Our morning flight arrived in Addis Ababa about 8am. Having left Heathrow about two hours late we arrived about 10mins before our connecting flights to Jo’burg was scheduled to leave. Thankfully that flight was delayed as well. Booking with the world renown Ethiopian airlines saved us around 350GPB but didn’t come without it’s worries:

The Guardian – “26 Jan 2010 Lebanese minister says plane that went down in a storm, killing 90, suddenly turned in the opposite direction from the suggested path.”

In all fairness the flight wasn’t bad. From the air Addis Ababa looked far greener than expected.We had arrived in Africa, but had another 5 hour flight to Jo-burg.

Jo’burg airport seemed pleasant enough. They country has definitely made the effort for the World Cup – plenty of smiley people to greet and give out guides. After sorting our hire car (Nissan Livina) we made our way down to our accommodation in Bloemfontein. After a bit of a detour around the suburbs of Jo’burg whilst attempting to get on the elusive N1 motorway we made good progress down to our accommodation. Kilometers seem to pass a lot quicker than miles, especially as the roads seems to be good quality. Arriving at our ‘Close to Preller’ guesthouse we received our keys from two young South African chaps who were keen to chat about the football. Initial feeling is that everyone is both excited and proud that SA is hosting the World Cup. They were confident that SA could beat France in the following days game but not so confident they would get the goal difference needed to get them through to the last 16… Most important was the need to go out with a bang if qualification wasn’t achieved.

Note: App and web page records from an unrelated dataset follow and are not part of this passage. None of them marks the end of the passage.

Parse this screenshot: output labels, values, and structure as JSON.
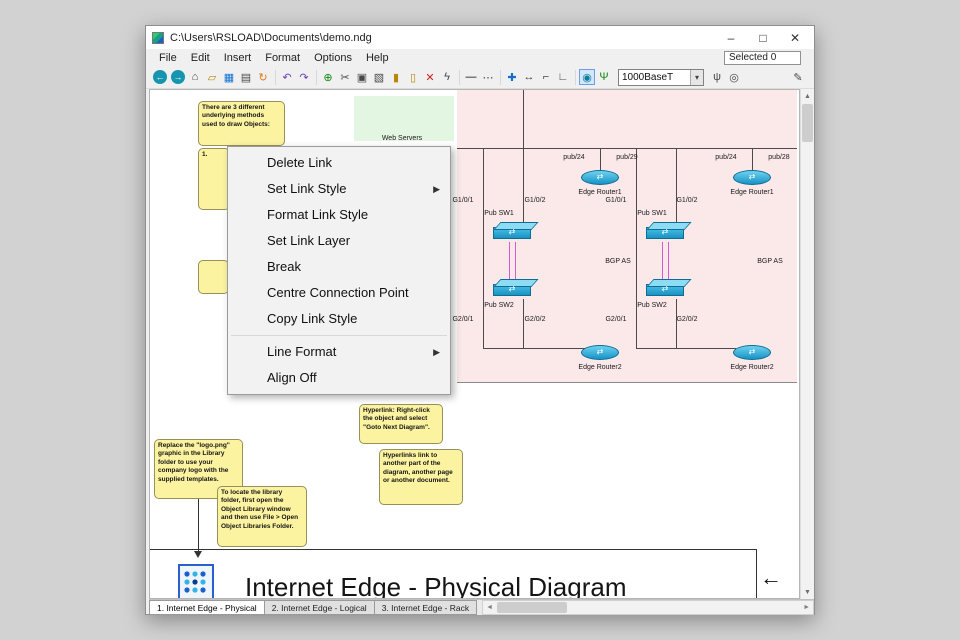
{
  "window": {
    "title": "C:\\Users\\RSLOAD\\Documents\\demo.ndg",
    "minimize": "–",
    "maximize": "□",
    "close": "✕"
  },
  "menubar": {
    "items": [
      "File",
      "Edit",
      "Insert",
      "Format",
      "Options",
      "Help"
    ],
    "selected_status": "Selected 0"
  },
  "toolbar": {
    "icons": [
      {
        "name": "back",
        "glyph": "←"
      },
      {
        "name": "forward",
        "glyph": "→"
      },
      {
        "name": "home",
        "glyph": "⌂"
      },
      {
        "name": "open-folder",
        "glyph": "▱"
      },
      {
        "name": "save",
        "glyph": "▦"
      },
      {
        "name": "print",
        "glyph": "▤"
      },
      {
        "name": "refresh",
        "glyph": "↻"
      },
      {
        "name": "undo",
        "glyph": "↶"
      },
      {
        "name": "redo",
        "glyph": "↷"
      },
      {
        "name": "globe",
        "glyph": "⊕"
      },
      {
        "name": "cut",
        "glyph": "✂"
      },
      {
        "name": "copy",
        "glyph": "▣"
      },
      {
        "name": "paste",
        "glyph": "▧"
      },
      {
        "name": "lock",
        "glyph": "▮"
      },
      {
        "name": "unlock",
        "glyph": "▯"
      },
      {
        "name": "delete",
        "glyph": "✕"
      },
      {
        "name": "polyline",
        "glyph": "ϟ"
      },
      {
        "name": "line-style",
        "glyph": "—"
      },
      {
        "name": "dash-style",
        "glyph": "⋯"
      },
      {
        "name": "crosshair",
        "glyph": "✚"
      },
      {
        "name": "move",
        "glyph": "↔"
      },
      {
        "name": "step-up",
        "glyph": "⌐"
      },
      {
        "name": "step-down",
        "glyph": "∟"
      },
      {
        "name": "snap",
        "glyph": "◉"
      },
      {
        "name": "antenna",
        "glyph": "Ψ"
      },
      {
        "name": "wireless",
        "glyph": "ψ"
      },
      {
        "name": "zoom",
        "glyph": "◎"
      },
      {
        "name": "notes",
        "glyph": "✎"
      }
    ],
    "link_type": "1000BaseT",
    "dropdown_caret": "▾"
  },
  "context_menu": {
    "items": [
      "Delete Link",
      "Set Link Style",
      "Format Link Style",
      "Set Link Layer",
      "Break",
      "Centre Connection Point",
      "Copy Link Style",
      "Line Format",
      "Align Off"
    ],
    "submenu_arrow": "▶"
  },
  "notes": {
    "methods": "There are 3 different underlying methods used to draw Objects:",
    "methods_fragment": "1.",
    "logo": "Replace the \"logo.png\" graphic in the Library folder to use your company logo with the supplied templates.",
    "library": "To locate the library folder, first open the Object Library window and then use File > Open Object Libraries Folder.",
    "hyperlink": "Hyperlink: Right-click the object and select \"Goto Next Diagram\".",
    "hyperlink2": "Hyperlinks link to another part of the diagram, another page or another document."
  },
  "diagram": {
    "web_servers_label": "Web Servers",
    "title": "Internet Edge - Physical Diagram",
    "arrow_glyph": "←",
    "left_group": {
      "net_left": "pub/24",
      "net_right": "pub/29",
      "router1": "Edge Router1",
      "router2": "Edge Router2",
      "sw1": "Pub SW1",
      "sw2": "Pub SW2",
      "if1": "G1/0/1",
      "if2": "G1/0/2",
      "if3": "G2/0/1",
      "if4": "G2/0/2",
      "bgp": "BGP AS"
    },
    "right_group": {
      "net_left": "pub/24",
      "net_right": "pub/28",
      "router1": "Edge Router1",
      "router2": "Edge Router2",
      "sw1": "Pub SW1",
      "sw2": "Pub SW2",
      "if1": "G1/0/1",
      "if2": "G1/0/2",
      "if3": "G2/0/1",
      "if4": "G2/0/2",
      "bgp": "BGP AS"
    }
  },
  "scrollbar": {
    "up": "▲",
    "down": "▼",
    "left": "◄",
    "right": "►"
  },
  "tabs": [
    "1. Internet Edge - Physical",
    "2. Internet Edge - Logical",
    "3. Internet Edge - Rack"
  ],
  "colors": {
    "device": "#2aa9d8",
    "link": "#d55ad5",
    "note": "#fbf3a0",
    "region_pink": "#fbe9e9",
    "region_green": "#e2f6e2"
  }
}
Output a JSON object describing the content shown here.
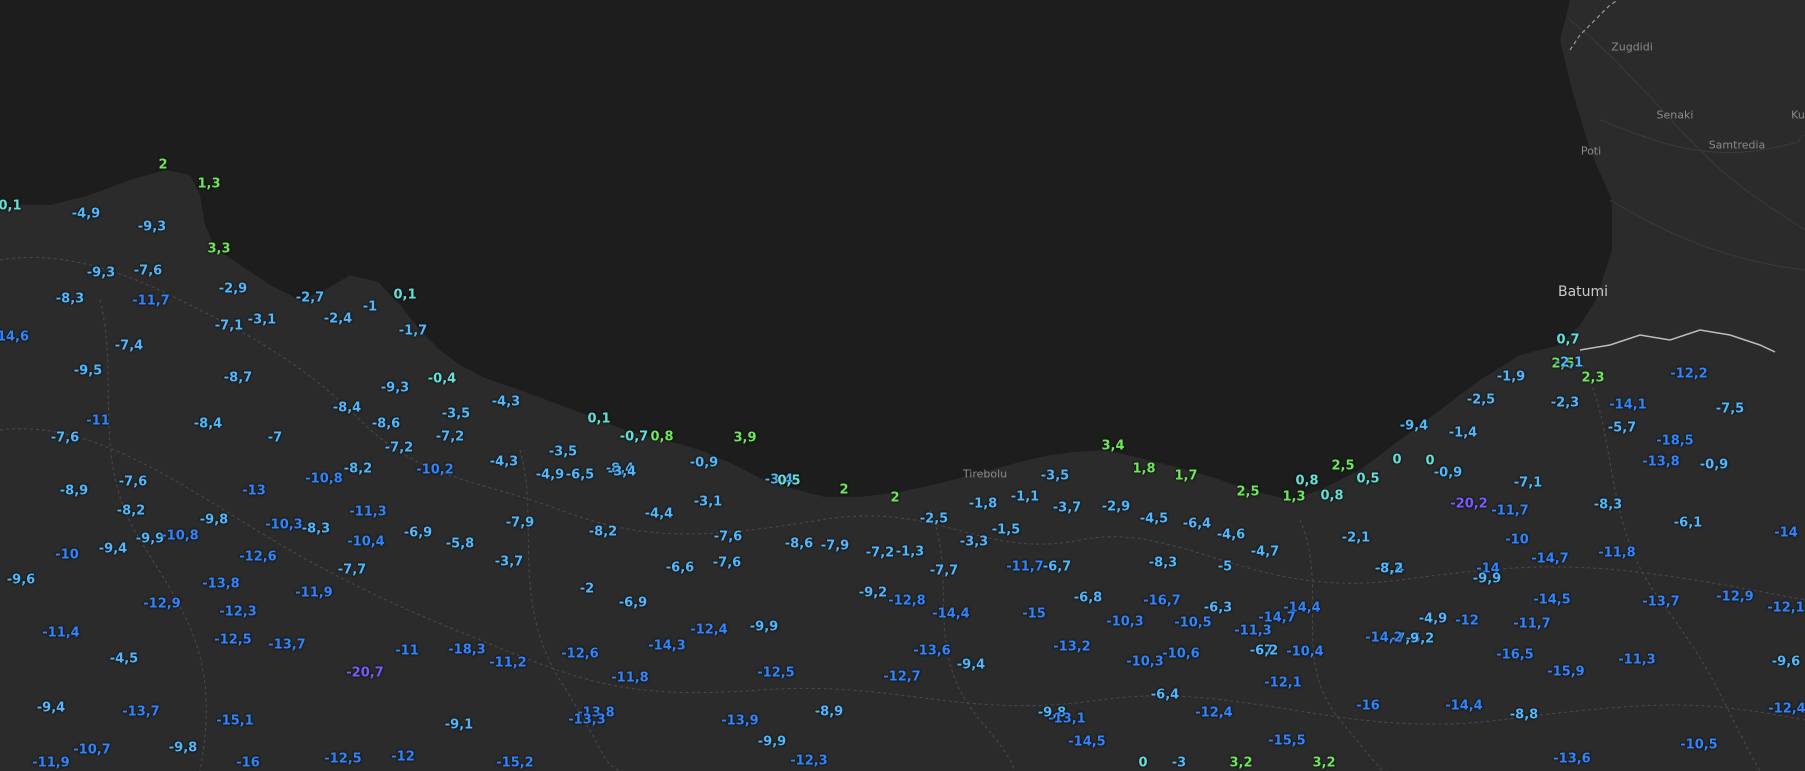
{
  "map": {
    "background": "#2a2a2a",
    "sea_color": "#1d1d1d",
    "border_color": "#bdbdbd",
    "colors": {
      "warm": "#6ee85a",
      "mild": "#63e0d8",
      "cool": "#4fb8ff",
      "cold": "#2f85ff",
      "frigid": "#7a5bff"
    }
  },
  "places": [
    {
      "name": "Zugdidi"
    },
    {
      "name": "Senaki"
    },
    {
      "name": "Poti"
    },
    {
      "name": "Samtredia"
    },
    {
      "name": "Ku"
    },
    {
      "name": "Batumi"
    },
    {
      "name": "Tirebolu"
    }
  ],
  "readings": [
    {
      "v": "2",
      "lvl": "warm"
    },
    {
      "v": "1,3",
      "lvl": "warm"
    },
    {
      "v": "0,1",
      "lvl": "mild"
    },
    {
      "v": "-4,9",
      "lvl": "cool"
    },
    {
      "v": "-9,3",
      "lvl": "cool"
    },
    {
      "v": "3,3",
      "lvl": "warm"
    },
    {
      "v": "-9,3",
      "lvl": "cool"
    },
    {
      "v": "-7,6",
      "lvl": "cool"
    },
    {
      "v": "-2,9",
      "lvl": "cool"
    },
    {
      "v": "-2,7",
      "lvl": "cool"
    },
    {
      "v": "0,1",
      "lvl": "mild"
    },
    {
      "v": "-8,3",
      "lvl": "cool"
    },
    {
      "v": "-11,7",
      "lvl": "cold"
    },
    {
      "v": "-1",
      "lvl": "cool"
    },
    {
      "v": "-2,4",
      "lvl": "cool"
    },
    {
      "v": "-7,1",
      "lvl": "cool"
    },
    {
      "v": "-3,1",
      "lvl": "cool"
    },
    {
      "v": "-1,7",
      "lvl": "cool"
    },
    {
      "v": "14,6",
      "lvl": "cold"
    },
    {
      "v": "-7,4",
      "lvl": "cool"
    },
    {
      "v": "-9,5",
      "lvl": "cool"
    },
    {
      "v": "-8,7",
      "lvl": "cool"
    },
    {
      "v": "-0,4",
      "lvl": "mild"
    },
    {
      "v": "-9,3",
      "lvl": "cool"
    },
    {
      "v": "-4,3",
      "lvl": "cool"
    },
    {
      "v": "-8,4",
      "lvl": "cool"
    },
    {
      "v": "-3,5",
      "lvl": "cool"
    },
    {
      "v": "-11",
      "lvl": "cold"
    },
    {
      "v": "-8,6",
      "lvl": "cool"
    },
    {
      "v": "0,1",
      "lvl": "mild"
    },
    {
      "v": "-7,6",
      "lvl": "cool"
    },
    {
      "v": "-8,4",
      "lvl": "cool"
    },
    {
      "v": "-7",
      "lvl": "cool"
    },
    {
      "v": "-7,2",
      "lvl": "cool"
    },
    {
      "v": "-0,7",
      "lvl": "mild"
    },
    {
      "v": "0,8",
      "lvl": "warm"
    },
    {
      "v": "3,9",
      "lvl": "warm"
    },
    {
      "v": "-7,2",
      "lvl": "cool"
    },
    {
      "v": "-3,5",
      "lvl": "cool"
    },
    {
      "v": "-8,4",
      "lvl": "cool"
    },
    {
      "v": "-4,3",
      "lvl": "cool"
    },
    {
      "v": "-3,4",
      "lvl": "cool"
    },
    {
      "v": "-0,9",
      "lvl": "cool"
    },
    {
      "v": "-10,8",
      "lvl": "cold"
    },
    {
      "v": "-8,2",
      "lvl": "cool"
    },
    {
      "v": "-10,2",
      "lvl": "cold"
    },
    {
      "v": "-4,9",
      "lvl": "cool"
    },
    {
      "v": "-6,5",
      "lvl": "cool"
    },
    {
      "v": "-7,6",
      "lvl": "cool"
    },
    {
      "v": "-3,4",
      "lvl": "cool"
    },
    {
      "v": "0,5",
      "lvl": "mild"
    },
    {
      "v": "-8,9",
      "lvl": "cool"
    },
    {
      "v": "-13",
      "lvl": "cold"
    },
    {
      "v": "-8,2",
      "lvl": "cool"
    },
    {
      "v": "-11,3",
      "lvl": "cold"
    },
    {
      "v": "-3,1",
      "lvl": "cool"
    },
    {
      "v": "2",
      "lvl": "warm"
    },
    {
      "v": "2",
      "lvl": "warm"
    },
    {
      "v": "-9,8",
      "lvl": "cool"
    },
    {
      "v": "-10,3",
      "lvl": "cold"
    },
    {
      "v": "-8,3",
      "lvl": "cool"
    },
    {
      "v": "-7,9",
      "lvl": "cool"
    },
    {
      "v": "-4,4",
      "lvl": "cool"
    },
    {
      "v": "-2,5",
      "lvl": "cool"
    },
    {
      "v": "-1,8",
      "lvl": "cool"
    },
    {
      "v": "-1,1",
      "lvl": "cool"
    },
    {
      "v": "-3,5",
      "lvl": "cool"
    },
    {
      "v": "3,4",
      "lvl": "warm"
    },
    {
      "v": "1,8",
      "lvl": "warm"
    },
    {
      "v": "1,7",
      "lvl": "warm"
    },
    {
      "v": "-9,4",
      "lvl": "cool"
    },
    {
      "v": "-9,9",
      "lvl": "cool"
    },
    {
      "v": "-10,8",
      "lvl": "cold"
    },
    {
      "v": "-10,4",
      "lvl": "cold"
    },
    {
      "v": "-6,9",
      "lvl": "cool"
    },
    {
      "v": "-5,8",
      "lvl": "cool"
    },
    {
      "v": "-8,2",
      "lvl": "cool"
    },
    {
      "v": "-7,6",
      "lvl": "cool"
    },
    {
      "v": "-8,6",
      "lvl": "cool"
    },
    {
      "v": "-7,9",
      "lvl": "cool"
    },
    {
      "v": "-7,2",
      "lvl": "cool"
    },
    {
      "v": "-1,3",
      "lvl": "cool"
    },
    {
      "v": "-3,3",
      "lvl": "cool"
    },
    {
      "v": "-1,5",
      "lvl": "cool"
    },
    {
      "v": "-3,7",
      "lvl": "cool"
    },
    {
      "v": "-2,9",
      "lvl": "cool"
    },
    {
      "v": "-4,5",
      "lvl": "cool"
    },
    {
      "v": "-6,4",
      "lvl": "cool"
    },
    {
      "v": "-4,6",
      "lvl": "cool"
    },
    {
      "v": "2,5",
      "lvl": "warm"
    },
    {
      "v": "1,3",
      "lvl": "warm"
    },
    {
      "v": "0,8",
      "lvl": "mild"
    },
    {
      "v": "2,5",
      "lvl": "warm"
    },
    {
      "v": "0,8",
      "lvl": "mild"
    },
    {
      "v": "0,5",
      "lvl": "mild"
    },
    {
      "v": "0",
      "lvl": "mild"
    },
    {
      "v": "0",
      "lvl": "mild"
    },
    {
      "v": "-0,9",
      "lvl": "cool"
    },
    {
      "v": "-10",
      "lvl": "cold"
    },
    {
      "v": "-12,6",
      "lvl": "cold"
    },
    {
      "v": "-7,7",
      "lvl": "cool"
    },
    {
      "v": "-3,7",
      "lvl": "cool"
    },
    {
      "v": "-6,6",
      "lvl": "cool"
    },
    {
      "v": "-7,6",
      "lvl": "cool"
    },
    {
      "v": "-7,7",
      "lvl": "cool"
    },
    {
      "v": "-11,7",
      "lvl": "cold"
    },
    {
      "v": "-6,7",
      "lvl": "cool"
    },
    {
      "v": "-8,3",
      "lvl": "cool"
    },
    {
      "v": "-5",
      "lvl": "cool"
    },
    {
      "v": "-4,7",
      "lvl": "cool"
    },
    {
      "v": "-2,1",
      "lvl": "cool"
    },
    {
      "v": "-9,6",
      "lvl": "cool"
    },
    {
      "v": "-13,8",
      "lvl": "cold"
    },
    {
      "v": "-11,9",
      "lvl": "cold"
    },
    {
      "v": "-2",
      "lvl": "cool"
    },
    {
      "v": "-6,9",
      "lvl": "cool"
    },
    {
      "v": "-9,2",
      "lvl": "cool"
    },
    {
      "v": "-12,8",
      "lvl": "cold"
    },
    {
      "v": "-14,4",
      "lvl": "cold"
    },
    {
      "v": "-15",
      "lvl": "cold"
    },
    {
      "v": "-6,8",
      "lvl": "cool"
    },
    {
      "v": "-16,7",
      "lvl": "cold"
    },
    {
      "v": "-6,3",
      "lvl": "cool"
    },
    {
      "v": "-14,4",
      "lvl": "cold"
    },
    {
      "v": "-14,7",
      "lvl": "cold"
    },
    {
      "v": "-7,4",
      "lvl": "cool"
    },
    {
      "v": "-14",
      "lvl": "cold"
    },
    {
      "v": "-12,9",
      "lvl": "cold"
    },
    {
      "v": "-12,3",
      "lvl": "cold"
    },
    {
      "v": "-11,4",
      "lvl": "cold"
    },
    {
      "v": "-12,5",
      "lvl": "cold"
    },
    {
      "v": "-13,7",
      "lvl": "cold"
    },
    {
      "v": "-12,4",
      "lvl": "cold"
    },
    {
      "v": "-9,9",
      "lvl": "cool"
    },
    {
      "v": "-10,3",
      "lvl": "cold"
    },
    {
      "v": "-13,2",
      "lvl": "cold"
    },
    {
      "v": "-10,5",
      "lvl": "cold"
    },
    {
      "v": "-11,3",
      "lvl": "cold"
    },
    {
      "v": "-7",
      "lvl": "cool"
    },
    {
      "v": "-6,2",
      "lvl": "cool"
    },
    {
      "v": "-4,9",
      "lvl": "cool"
    },
    {
      "v": "-7,9",
      "lvl": "cool"
    },
    {
      "v": "-4,5",
      "lvl": "cool"
    },
    {
      "v": "-11",
      "lvl": "cold"
    },
    {
      "v": "-18,3",
      "lvl": "cold"
    },
    {
      "v": "-11,2",
      "lvl": "cold"
    },
    {
      "v": "-12,6",
      "lvl": "cold"
    },
    {
      "v": "-14,3",
      "lvl": "cold"
    },
    {
      "v": "-13,6",
      "lvl": "cold"
    },
    {
      "v": "-9,4",
      "lvl": "cool"
    },
    {
      "v": "-10,3",
      "lvl": "cold"
    },
    {
      "v": "-10,6",
      "lvl": "cold"
    },
    {
      "v": "-6,2",
      "lvl": "cool"
    },
    {
      "v": "-10,4",
      "lvl": "cold"
    },
    {
      "v": "-14,2",
      "lvl": "cold"
    },
    {
      "v": "-20,7",
      "lvl": "frigid"
    },
    {
      "v": "-11,8",
      "lvl": "cold"
    },
    {
      "v": "-12,5",
      "lvl": "cold"
    },
    {
      "v": "-12,7",
      "lvl": "cold"
    },
    {
      "v": "-9,4",
      "lvl": "cool"
    },
    {
      "v": "-13,7",
      "lvl": "cold"
    },
    {
      "v": "-15,1",
      "lvl": "cold"
    },
    {
      "v": "-13,8",
      "lvl": "cold"
    },
    {
      "v": "-13,3",
      "lvl": "cold"
    },
    {
      "v": "-8,9",
      "lvl": "cool"
    },
    {
      "v": "-9,8",
      "lvl": "cool"
    },
    {
      "v": "-6,4",
      "lvl": "cool"
    },
    {
      "v": "-12,4",
      "lvl": "cold"
    },
    {
      "v": "-12,1",
      "lvl": "cold"
    },
    {
      "v": "-9,1",
      "lvl": "cool"
    },
    {
      "v": "-13,1",
      "lvl": "cold"
    },
    {
      "v": "-13,9",
      "lvl": "cold"
    },
    {
      "v": "-16",
      "lvl": "cold"
    },
    {
      "v": "-10,7",
      "lvl": "cold"
    },
    {
      "v": "-9,8",
      "lvl": "cool"
    },
    {
      "v": "-9,9",
      "lvl": "cool"
    },
    {
      "v": "-14,5",
      "lvl": "cold"
    },
    {
      "v": "-15,5",
      "lvl": "cold"
    },
    {
      "v": "-12,5",
      "lvl": "cold"
    },
    {
      "v": "-12",
      "lvl": "cold"
    },
    {
      "v": "-12,3",
      "lvl": "cold"
    },
    {
      "v": "-16",
      "lvl": "cold"
    },
    {
      "v": "-11,9",
      "lvl": "cold"
    },
    {
      "v": "-15,2",
      "lvl": "cold"
    },
    {
      "v": "0",
      "lvl": "mild"
    },
    {
      "v": "-3",
      "lvl": "cool"
    },
    {
      "v": "3,2",
      "lvl": "warm"
    },
    {
      "v": "3,2",
      "lvl": "warm"
    },
    {
      "v": "0,7",
      "lvl": "mild"
    },
    {
      "v": "2,5",
      "lvl": "warm"
    },
    {
      "v": "-2,1",
      "lvl": "cool"
    },
    {
      "v": "-1,9",
      "lvl": "cool"
    },
    {
      "v": "2,3",
      "lvl": "warm"
    },
    {
      "v": "-2,5",
      "lvl": "cool"
    },
    {
      "v": "-2,3",
      "lvl": "cool"
    },
    {
      "v": "-14,1",
      "lvl": "cold"
    },
    {
      "v": "-9,4",
      "lvl": "cool"
    },
    {
      "v": "-1,4",
      "lvl": "cool"
    },
    {
      "v": "-5,7",
      "lvl": "cool"
    },
    {
      "v": "-12,2",
      "lvl": "cold"
    },
    {
      "v": "-7,5",
      "lvl": "cool"
    },
    {
      "v": "-18,5",
      "lvl": "cold"
    },
    {
      "v": "-13,8",
      "lvl": "cold"
    },
    {
      "v": "-0,9",
      "lvl": "cool"
    },
    {
      "v": "-7,1",
      "lvl": "cool"
    },
    {
      "v": "-20,2",
      "lvl": "frigid"
    },
    {
      "v": "-11,7",
      "lvl": "cold"
    },
    {
      "v": "-8,3",
      "lvl": "cool"
    },
    {
      "v": "-6,1",
      "lvl": "cool"
    },
    {
      "v": "-14",
      "lvl": "cold"
    },
    {
      "v": "-10",
      "lvl": "cold"
    },
    {
      "v": "-14,7",
      "lvl": "cold"
    },
    {
      "v": "-11,8",
      "lvl": "cold"
    },
    {
      "v": "-8,2",
      "lvl": "cool"
    },
    {
      "v": "-9,9",
      "lvl": "cool"
    },
    {
      "v": "-14,5",
      "lvl": "cold"
    },
    {
      "v": "-12",
      "lvl": "cold"
    },
    {
      "v": "-11,7",
      "lvl": "cold"
    },
    {
      "v": "-13,7",
      "lvl": "cold"
    },
    {
      "v": "-12,9",
      "lvl": "cold"
    },
    {
      "v": "-12,1",
      "lvl": "cold"
    },
    {
      "v": "-16,5",
      "lvl": "cold"
    },
    {
      "v": "-15,9",
      "lvl": "cold"
    },
    {
      "v": "-11,3",
      "lvl": "cold"
    },
    {
      "v": "-9,6",
      "lvl": "cool"
    },
    {
      "v": "-14,4",
      "lvl": "cold"
    },
    {
      "v": "-8,8",
      "lvl": "cool"
    },
    {
      "v": "-12,4",
      "lvl": "cold"
    },
    {
      "v": "-10,5",
      "lvl": "cold"
    },
    {
      "v": "-13,6",
      "lvl": "cold"
    }
  ]
}
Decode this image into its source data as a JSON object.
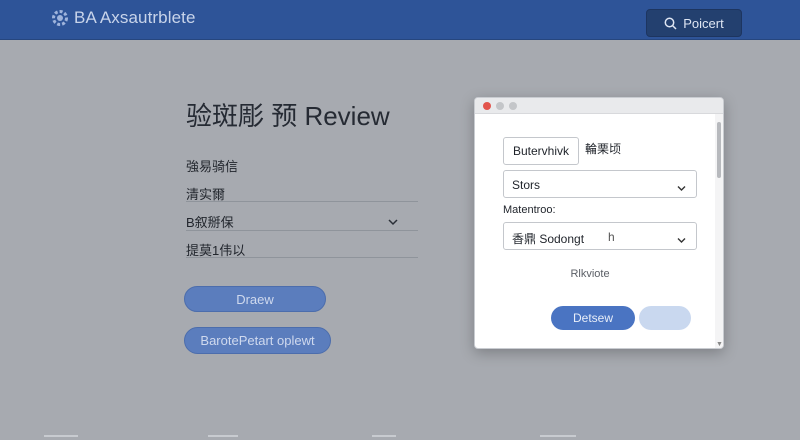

After ditching our gear we headed out for some food and a beer. Bloemfontein seemed eerily quite for a town that was hosting a World Cup game the next day – we decided to blame this on the French and their well renown lack of travelling support. Getting a beer was an odd experience. The bar felt like a 1950s American pool house. The first sight upon entrance was a rather drunk, angry looking barmen wrestling a pool cue away from an even more drunken punter. A woman, looking twice as drunk as both of the two men was sat on the floor doing nothing apart from looking suspiciously like a crack-heed. In fact I don’t think I have seen a bigger collection of reprobates in a pub for a long time – some Algerian fans entered at one point, took one walk round and decided to make a speedy exit. Anyway, the football highlights were showing so after a couple of Carling Black Label’s and watching Portugal demolish Korea 7-0 we headed back for a kip…